Freaky Ali is a very ambitious film. To start with, it makes sports seem easy-peasy for the whole world - and then it makes sports seem easy-peasy for the characters in the film. This is not to say that the film doesn't make a few polite noises about how Nawazuddin Siddiqui trains at golf. But it's not enough. The focus in this movie is instead on the charmed life he leads in the slums, and how it spills out uncontrollably every now and then like sewage onto the calm stretches of green.
For a film that's deliberately taking on a subject as unfamiliar as golf, and playing on the audience's ignorance, Freaky Ali had a little more story-telling, a little more explaining to do. Like, why golf, and why not darts or gilli-danda, if the entire film was to be a succession of hole-in-ones? As it progresses, you also realize that this is one movie that is taking your knowledge of golf for granted - it thinks you're a golf pro like Freaky Ali, instead of explaining how it works, the nuances.
Beyond that, though, the film implies that Ali's talent for golf is a divine gift, obviating the need to explain it. His coach-cum-caddie Kishen Lal is a mere catalyst - the real reason for his prowess is the dargah of a saint with whom Ali has a "connection". This fact is established rather early on in the narrative, and your hopes of Freaky Ali being a quality sports film are dashed to smithereens.
So Ali (Nawazuddin Siddiqui) is a passive-aggressive underwear salesman who turns an extortionist debt collector for a local goon along with Maqsood (Arbaaz Khan). His fate turns when one day Maqsood and he go to a golf course to extort. Ali confronts the man who tells him to wait while he finishes the hole. Ali claims the hole is easy, so the man asks him to show it. Ali putts the ball in just one ace for he has a gifted natural swing.
This not only surprises the man but his caddy as well who knows Ali. What follows is a story of Ali turning a golfing sensation. And as he evolves into a champion beating all odds, he also meets his dream girl Megha (Amy Jackson).
Much of the excitement the film attempts to generate is out of taking Ali and putting him on a golf course. After that, you can literally see the faulty narrative and direction trying to explain Ali's unique malaise of "swivel-wrist", which helps him on the golf course; and you try to understand what the "Old Monk" Kishen Lal (Asif Basra) saw in Ali, but you fail. Then there's Amy Jackson, who plays Manager and Maybe More to golf-champ Peter - Ali nicks her over to his side with his super-charming ghetto ways just before the interval. The repurcussions of this drastic crossover aren't dwelt upon enough in the film, either, which is too focussed on Ali's divine, dargah-bestowed talent.

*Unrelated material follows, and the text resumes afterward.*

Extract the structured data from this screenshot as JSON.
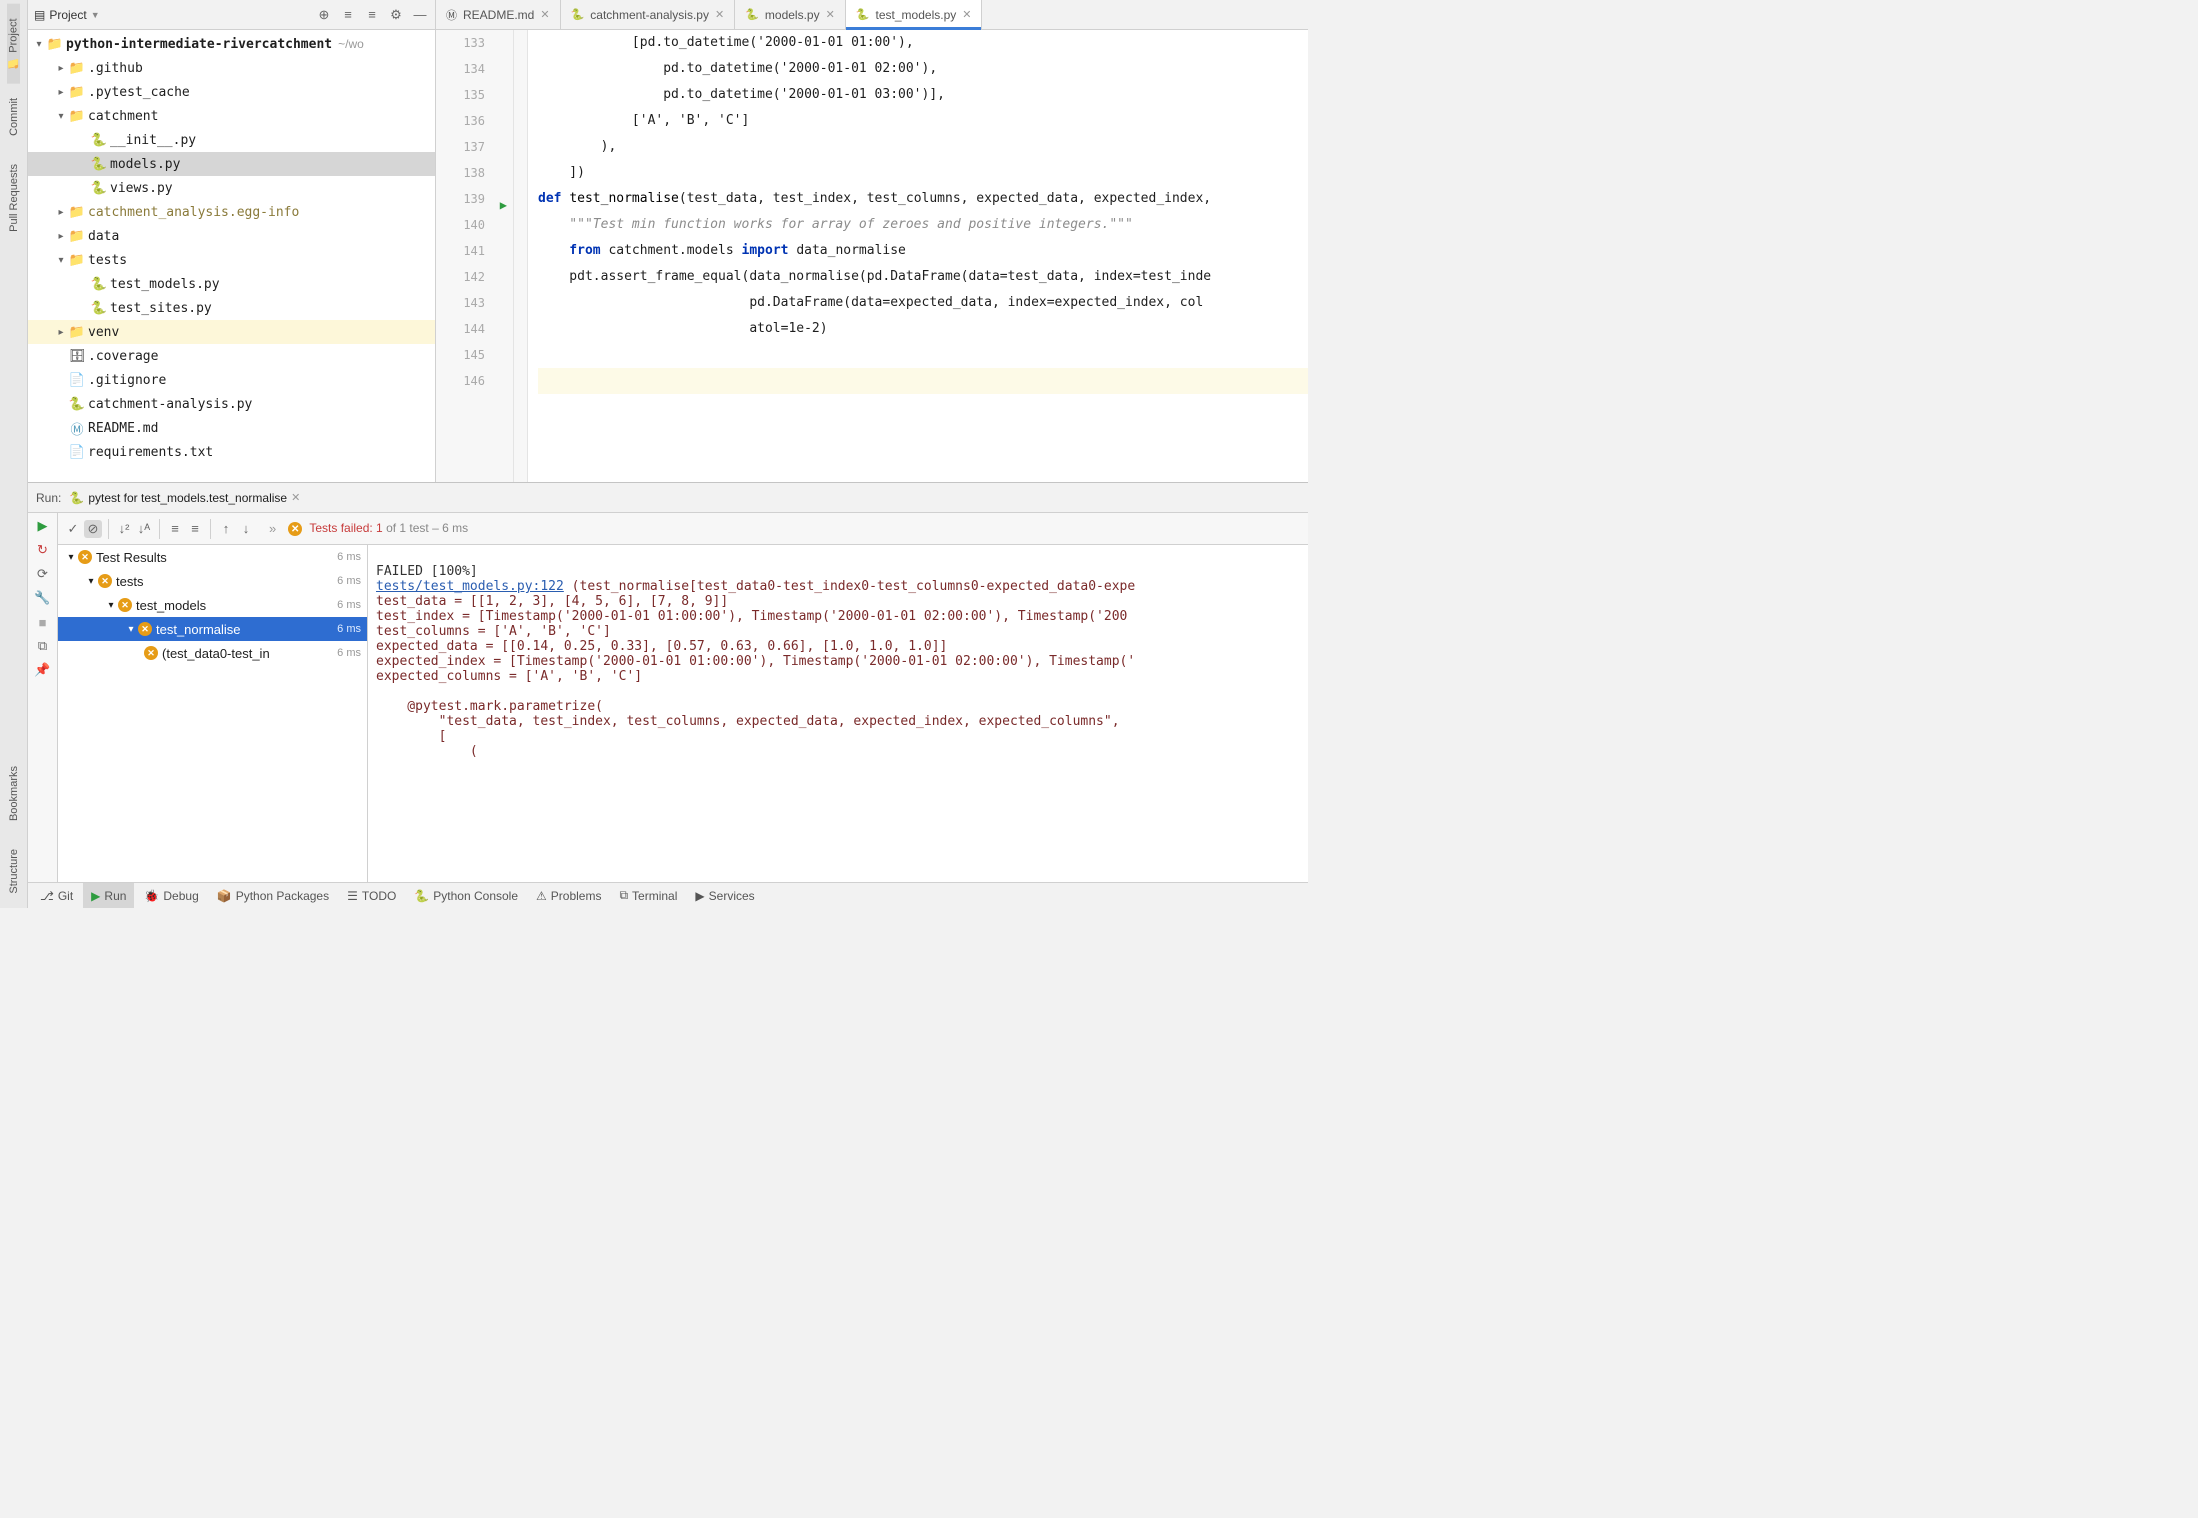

Considering Freaky Ali isn't a sports film, and it does have Amy Jackson in it, it could've worked a little more on the love story. The movie has very few songs, and much effort has been invested in a typical Bollywood mind-numbing qawwali number which screams "high-light!" and makes you want to scream in frustration as well. The monotonous tirade with the underworld dons trying the fix the golf tournament may be riveting stuff for a select few, but it really doesn't work for the film. Nikitin Dheer as Danger Bhai, Arbaaz Khan as Maqsood and Jackie Shroff as Bade Bhai play interesting roles but the film wraps up in a hurry and everything seems quite pointless in the end. They get a lot of screentime, and silly, un-funny innuendoes drag the narrative when better script decisions could have been taken.
Throughout the film, Nawazuddin Siddiqui's behaviour alternates between self-effacing and ridiculous bravado. It is probably because his character is such a caricature that Freaky Ali is a film nobody will take seriously. Siddiqui, however, elevates the movie with this performance, even if he is perhaps over-hyped as an actor. He needs to brush his teeth better, though. The performances are in general disappointing.
Technically the film is below average. The direction is below par, and the film struggles to make a point clearly. Freaky Ali is essentially a badly-written film - golf isn't cricket or boxing to begin with, and despite the director having three hours, he cannot get you connected with the sport. The music is terrible, and except for one overplayed instrumental soundtrack, everything is cruel on the ears, the three songs included. The cinematography and editing both add nothing to the movie.
Freaky Ali literally bubbles with excitement when it comes to portraying the slum and the underworld don scenes. There are quite a few of them, which tells you what a sports film and a half this one is. In any case, the real fun for the makers appears to have been showing the slum kids playing golf with used styrofoam cups, showing the vibrant and synced arty-qawwali organised for Ali, showing the street kids dancing to the kettle-drum in the by-lanes as well as on the golf course with equal finesse, and showing Ali tearing off his cast and making angry faces at Manager Amy a day before the tournie - these are the real things you ought to watch Freaky Ali for. Everything else - the golf, the Siddiqui - is secondary.